  Session.set('numChars', 0);
});

We want to update the character counter when the user types content into the textbox. We can add an event listener for input into #tweetText element. This syntax is quite similar to that of jQuery. tweetText is the id of the DOM element.

Template.tweetBox.events({  
  'input #tweetText': function(){
    Session.set('numChars', $('#tweetText').val().length);
  }
});

Lastly, we want helper methods to push session variable changes into the HTML. Again, from the HTML, there are three variables we need to implement: {{charClass}}, {{charCount}}, and {{disableButton}}.

Template.tweetBox.helpers({  
  charCount: function() {
    return 140 - Session.get('numChars');
  },

  charClass: function() {
    if (Session.get('numChars') > 140) {
      return 'errCharCount';    //css class name
    } else {
      return 'charCount';       //css class name
    }
  },

  disableButton: function() {
    if (Session.get('numChars') <= 0 ||
        Session.get('numChars') > 140) {
      return 'disabled';
    }
  }
});

You will notice that the changes to numChars actually reactively notify these helper methods to push new values into the DOM. However, if the helper method only has static values, it will not run when you update Session variables.

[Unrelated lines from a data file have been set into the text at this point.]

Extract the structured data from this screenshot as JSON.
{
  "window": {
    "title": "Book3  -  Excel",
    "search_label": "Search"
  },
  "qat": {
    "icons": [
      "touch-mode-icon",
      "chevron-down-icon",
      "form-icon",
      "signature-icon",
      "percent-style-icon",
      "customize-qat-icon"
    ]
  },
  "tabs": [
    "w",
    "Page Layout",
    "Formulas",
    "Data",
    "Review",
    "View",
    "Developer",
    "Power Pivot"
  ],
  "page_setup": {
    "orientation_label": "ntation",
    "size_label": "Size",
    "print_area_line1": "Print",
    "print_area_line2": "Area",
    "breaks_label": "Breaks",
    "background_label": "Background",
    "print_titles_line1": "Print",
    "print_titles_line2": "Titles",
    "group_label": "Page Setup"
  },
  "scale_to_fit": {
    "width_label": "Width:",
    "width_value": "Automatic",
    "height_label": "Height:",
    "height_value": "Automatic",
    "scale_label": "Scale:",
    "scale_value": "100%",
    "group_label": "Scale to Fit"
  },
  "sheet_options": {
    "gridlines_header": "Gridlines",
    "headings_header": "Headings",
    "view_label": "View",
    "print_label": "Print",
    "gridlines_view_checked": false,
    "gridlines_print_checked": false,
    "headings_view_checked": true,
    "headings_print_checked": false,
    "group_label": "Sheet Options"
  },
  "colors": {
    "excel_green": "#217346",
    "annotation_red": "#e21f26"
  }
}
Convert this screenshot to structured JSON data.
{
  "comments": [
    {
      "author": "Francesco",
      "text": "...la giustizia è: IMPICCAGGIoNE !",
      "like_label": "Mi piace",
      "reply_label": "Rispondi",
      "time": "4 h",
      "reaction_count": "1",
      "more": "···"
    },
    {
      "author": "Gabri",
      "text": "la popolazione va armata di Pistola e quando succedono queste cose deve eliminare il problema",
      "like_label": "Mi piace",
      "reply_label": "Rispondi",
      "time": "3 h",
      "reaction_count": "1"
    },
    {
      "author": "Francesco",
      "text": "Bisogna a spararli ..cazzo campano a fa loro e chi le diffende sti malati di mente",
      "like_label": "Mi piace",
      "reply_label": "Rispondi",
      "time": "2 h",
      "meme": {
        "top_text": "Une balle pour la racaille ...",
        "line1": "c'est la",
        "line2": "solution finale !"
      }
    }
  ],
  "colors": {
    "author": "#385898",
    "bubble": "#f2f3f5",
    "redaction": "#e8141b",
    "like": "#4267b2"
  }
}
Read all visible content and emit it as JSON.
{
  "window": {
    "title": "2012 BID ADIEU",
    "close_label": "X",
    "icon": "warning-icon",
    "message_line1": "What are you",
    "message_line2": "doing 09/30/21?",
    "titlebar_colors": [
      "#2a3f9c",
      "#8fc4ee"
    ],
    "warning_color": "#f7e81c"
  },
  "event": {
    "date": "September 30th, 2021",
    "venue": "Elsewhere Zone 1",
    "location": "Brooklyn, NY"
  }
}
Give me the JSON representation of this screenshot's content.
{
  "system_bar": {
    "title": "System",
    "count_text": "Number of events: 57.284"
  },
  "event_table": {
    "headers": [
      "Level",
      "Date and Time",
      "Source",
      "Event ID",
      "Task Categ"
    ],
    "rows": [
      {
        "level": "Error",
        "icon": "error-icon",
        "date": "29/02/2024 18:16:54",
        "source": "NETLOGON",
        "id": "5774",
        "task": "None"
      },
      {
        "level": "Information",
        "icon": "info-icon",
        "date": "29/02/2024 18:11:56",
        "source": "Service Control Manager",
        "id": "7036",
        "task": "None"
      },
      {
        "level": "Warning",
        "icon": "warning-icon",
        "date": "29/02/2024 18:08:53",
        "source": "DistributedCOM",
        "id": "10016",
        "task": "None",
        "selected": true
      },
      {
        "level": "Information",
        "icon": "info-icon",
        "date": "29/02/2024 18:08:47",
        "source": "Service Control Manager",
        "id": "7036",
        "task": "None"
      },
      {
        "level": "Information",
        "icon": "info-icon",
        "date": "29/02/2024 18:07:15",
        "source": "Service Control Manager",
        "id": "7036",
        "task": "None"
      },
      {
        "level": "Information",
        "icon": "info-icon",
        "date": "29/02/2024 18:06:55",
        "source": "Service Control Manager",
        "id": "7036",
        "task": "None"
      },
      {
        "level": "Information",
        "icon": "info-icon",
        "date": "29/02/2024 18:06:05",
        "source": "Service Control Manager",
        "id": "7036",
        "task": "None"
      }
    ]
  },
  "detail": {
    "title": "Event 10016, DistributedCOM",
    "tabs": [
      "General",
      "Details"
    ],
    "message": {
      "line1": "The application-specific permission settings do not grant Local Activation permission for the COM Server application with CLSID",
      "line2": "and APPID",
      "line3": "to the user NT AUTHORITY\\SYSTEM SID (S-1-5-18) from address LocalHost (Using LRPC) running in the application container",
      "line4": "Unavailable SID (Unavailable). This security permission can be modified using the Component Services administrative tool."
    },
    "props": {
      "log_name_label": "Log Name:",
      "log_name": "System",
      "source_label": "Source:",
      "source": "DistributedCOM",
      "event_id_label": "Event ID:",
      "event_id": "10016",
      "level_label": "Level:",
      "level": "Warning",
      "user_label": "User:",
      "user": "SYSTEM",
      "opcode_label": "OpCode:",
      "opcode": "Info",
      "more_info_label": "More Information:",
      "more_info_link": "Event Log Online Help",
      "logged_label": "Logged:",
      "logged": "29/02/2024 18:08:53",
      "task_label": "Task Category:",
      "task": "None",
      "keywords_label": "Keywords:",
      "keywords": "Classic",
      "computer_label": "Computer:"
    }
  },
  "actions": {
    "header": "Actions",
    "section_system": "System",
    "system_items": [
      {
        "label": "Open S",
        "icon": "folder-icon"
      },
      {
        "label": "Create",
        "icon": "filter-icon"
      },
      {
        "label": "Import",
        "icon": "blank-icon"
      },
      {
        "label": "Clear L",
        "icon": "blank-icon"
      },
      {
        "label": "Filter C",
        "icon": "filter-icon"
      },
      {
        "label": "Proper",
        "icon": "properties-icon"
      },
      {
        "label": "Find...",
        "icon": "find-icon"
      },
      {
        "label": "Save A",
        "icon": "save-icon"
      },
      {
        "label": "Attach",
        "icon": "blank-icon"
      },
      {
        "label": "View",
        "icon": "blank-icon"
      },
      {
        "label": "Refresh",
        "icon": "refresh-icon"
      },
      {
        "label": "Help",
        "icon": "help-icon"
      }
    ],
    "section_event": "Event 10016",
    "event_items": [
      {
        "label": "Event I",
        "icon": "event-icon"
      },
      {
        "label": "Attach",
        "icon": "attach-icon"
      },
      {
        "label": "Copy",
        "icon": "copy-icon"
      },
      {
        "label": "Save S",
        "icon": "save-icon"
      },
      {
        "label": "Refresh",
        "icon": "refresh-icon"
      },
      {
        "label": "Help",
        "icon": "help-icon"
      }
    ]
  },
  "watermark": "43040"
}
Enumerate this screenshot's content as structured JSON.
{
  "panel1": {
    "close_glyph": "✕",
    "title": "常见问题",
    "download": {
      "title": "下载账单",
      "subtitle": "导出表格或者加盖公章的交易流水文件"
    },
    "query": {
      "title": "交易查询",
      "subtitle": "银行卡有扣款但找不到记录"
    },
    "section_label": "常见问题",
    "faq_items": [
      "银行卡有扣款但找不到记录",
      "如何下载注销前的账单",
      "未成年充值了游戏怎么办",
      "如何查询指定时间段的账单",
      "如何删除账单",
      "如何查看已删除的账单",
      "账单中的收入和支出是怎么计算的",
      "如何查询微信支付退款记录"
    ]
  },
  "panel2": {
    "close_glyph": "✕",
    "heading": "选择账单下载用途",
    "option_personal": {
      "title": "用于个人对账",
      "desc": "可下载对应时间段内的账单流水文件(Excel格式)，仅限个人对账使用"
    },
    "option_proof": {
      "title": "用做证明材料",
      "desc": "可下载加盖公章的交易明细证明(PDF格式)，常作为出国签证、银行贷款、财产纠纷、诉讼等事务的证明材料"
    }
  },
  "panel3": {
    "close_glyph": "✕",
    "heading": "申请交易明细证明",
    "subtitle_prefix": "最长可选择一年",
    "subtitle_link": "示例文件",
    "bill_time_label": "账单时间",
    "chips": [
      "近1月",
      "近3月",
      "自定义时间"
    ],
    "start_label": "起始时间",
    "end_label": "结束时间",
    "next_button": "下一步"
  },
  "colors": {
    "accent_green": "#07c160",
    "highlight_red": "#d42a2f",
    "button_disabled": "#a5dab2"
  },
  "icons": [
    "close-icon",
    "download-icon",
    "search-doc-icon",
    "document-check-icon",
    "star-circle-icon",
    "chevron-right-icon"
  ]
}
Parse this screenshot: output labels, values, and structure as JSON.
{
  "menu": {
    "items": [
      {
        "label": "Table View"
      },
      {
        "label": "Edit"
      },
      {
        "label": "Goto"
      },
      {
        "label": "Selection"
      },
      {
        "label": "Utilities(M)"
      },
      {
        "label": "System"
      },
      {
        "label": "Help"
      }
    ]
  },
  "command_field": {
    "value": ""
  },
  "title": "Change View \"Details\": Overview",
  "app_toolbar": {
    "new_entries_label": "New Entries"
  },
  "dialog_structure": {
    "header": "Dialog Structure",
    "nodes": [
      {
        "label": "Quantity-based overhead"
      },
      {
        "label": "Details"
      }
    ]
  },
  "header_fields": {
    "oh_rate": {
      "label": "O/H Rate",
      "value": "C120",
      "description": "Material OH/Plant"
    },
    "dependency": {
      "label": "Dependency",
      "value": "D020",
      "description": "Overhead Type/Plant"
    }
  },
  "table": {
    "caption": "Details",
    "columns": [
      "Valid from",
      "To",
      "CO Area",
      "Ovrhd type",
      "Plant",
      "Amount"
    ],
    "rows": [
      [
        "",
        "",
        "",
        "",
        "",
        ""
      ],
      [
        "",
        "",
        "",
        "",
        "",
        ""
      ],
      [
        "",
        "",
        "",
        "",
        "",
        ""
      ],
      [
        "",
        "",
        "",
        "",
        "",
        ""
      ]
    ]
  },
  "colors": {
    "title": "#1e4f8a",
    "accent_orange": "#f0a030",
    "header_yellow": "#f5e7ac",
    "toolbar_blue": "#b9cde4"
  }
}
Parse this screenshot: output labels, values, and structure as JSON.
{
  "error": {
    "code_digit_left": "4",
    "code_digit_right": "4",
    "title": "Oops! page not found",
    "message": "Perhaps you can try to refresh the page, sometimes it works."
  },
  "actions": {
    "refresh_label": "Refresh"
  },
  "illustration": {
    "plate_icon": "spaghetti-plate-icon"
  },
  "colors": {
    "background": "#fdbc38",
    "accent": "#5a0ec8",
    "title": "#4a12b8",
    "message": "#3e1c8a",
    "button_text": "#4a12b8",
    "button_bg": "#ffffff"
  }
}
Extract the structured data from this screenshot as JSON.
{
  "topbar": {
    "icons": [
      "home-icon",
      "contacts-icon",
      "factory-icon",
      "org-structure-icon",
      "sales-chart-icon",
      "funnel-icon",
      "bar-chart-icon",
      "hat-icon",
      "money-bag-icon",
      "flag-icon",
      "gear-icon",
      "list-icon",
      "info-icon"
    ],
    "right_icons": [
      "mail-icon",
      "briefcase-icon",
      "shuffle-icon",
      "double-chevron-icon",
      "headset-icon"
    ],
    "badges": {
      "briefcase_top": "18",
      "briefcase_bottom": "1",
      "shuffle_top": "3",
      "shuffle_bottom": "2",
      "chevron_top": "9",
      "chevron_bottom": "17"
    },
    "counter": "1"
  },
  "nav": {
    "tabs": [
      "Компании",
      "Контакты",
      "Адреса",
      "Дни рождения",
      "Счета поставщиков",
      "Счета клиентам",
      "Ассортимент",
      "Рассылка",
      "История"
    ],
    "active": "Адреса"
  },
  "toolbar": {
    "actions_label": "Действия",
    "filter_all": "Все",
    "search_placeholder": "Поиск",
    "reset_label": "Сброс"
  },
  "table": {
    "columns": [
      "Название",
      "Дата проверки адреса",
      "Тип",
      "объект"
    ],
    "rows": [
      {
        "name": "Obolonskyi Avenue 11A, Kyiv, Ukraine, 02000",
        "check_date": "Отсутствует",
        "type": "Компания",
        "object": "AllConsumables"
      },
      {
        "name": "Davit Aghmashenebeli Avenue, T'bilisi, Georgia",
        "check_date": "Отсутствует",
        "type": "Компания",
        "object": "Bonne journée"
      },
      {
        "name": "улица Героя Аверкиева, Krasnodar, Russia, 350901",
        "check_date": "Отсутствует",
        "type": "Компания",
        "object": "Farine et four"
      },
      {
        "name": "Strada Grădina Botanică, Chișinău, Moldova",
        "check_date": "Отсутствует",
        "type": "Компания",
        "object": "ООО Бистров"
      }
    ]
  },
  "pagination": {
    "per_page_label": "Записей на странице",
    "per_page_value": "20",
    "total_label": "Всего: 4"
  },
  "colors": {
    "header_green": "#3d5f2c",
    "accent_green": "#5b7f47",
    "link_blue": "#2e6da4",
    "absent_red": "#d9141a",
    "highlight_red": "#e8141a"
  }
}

Give this a try!

Section 4: Add Tweets to MongoDb

We need to add one more event listener inside of Template.tweetBox.events to insert data into mongoDB:

'click button': function() {  
  var tweet = $('#tweetText').val();
  $('#tweetText').val("");
  Session.set('numChars', 0);
  Tweets.insert({message: tweet});
}

Before the isClient block, simply define the mongoDb collection:

Tweets = new Meteor.Collection("tweets");  

This mongodb collection is accessible by both the client and the server without any additional code!

Now you can to try to tweet in the barebone tweetBox. This is the UI that you should see if you followed along:

We are not showing any tweets in the UI yet, so we need to use the mongodb console tool to see that the data is getting stored correctly. Meteor makes this process easy. In your project directory, you can type in

meteor mongo  

mongo console should now show up in your terminal/cmd. I typed in db.tweets.find()

meteor:PRIMARY> db.tweets.find()  
{ "_id" : "BbQczRMQp5FGQ39qa", "message" : "meteor is cool" }

Nice! That was pretty easy. We are inserting into the database directly in the client code. No need to be proxying db operations through a REST point. This is the power of Meteor. Additionally, Meteor supports the 'minimongo' package. The package stores an emulated mongodb on the client, this is an optimistic db operation that offers eventual consistency.

Part 1 - Intro to Meteor link
Part 2 - Client Template JS link
Part 3 - User Account link
Part 4 - Security & Structure link
Part 5 - Server Methods link
Part 6 - Data Publish/Subscribe link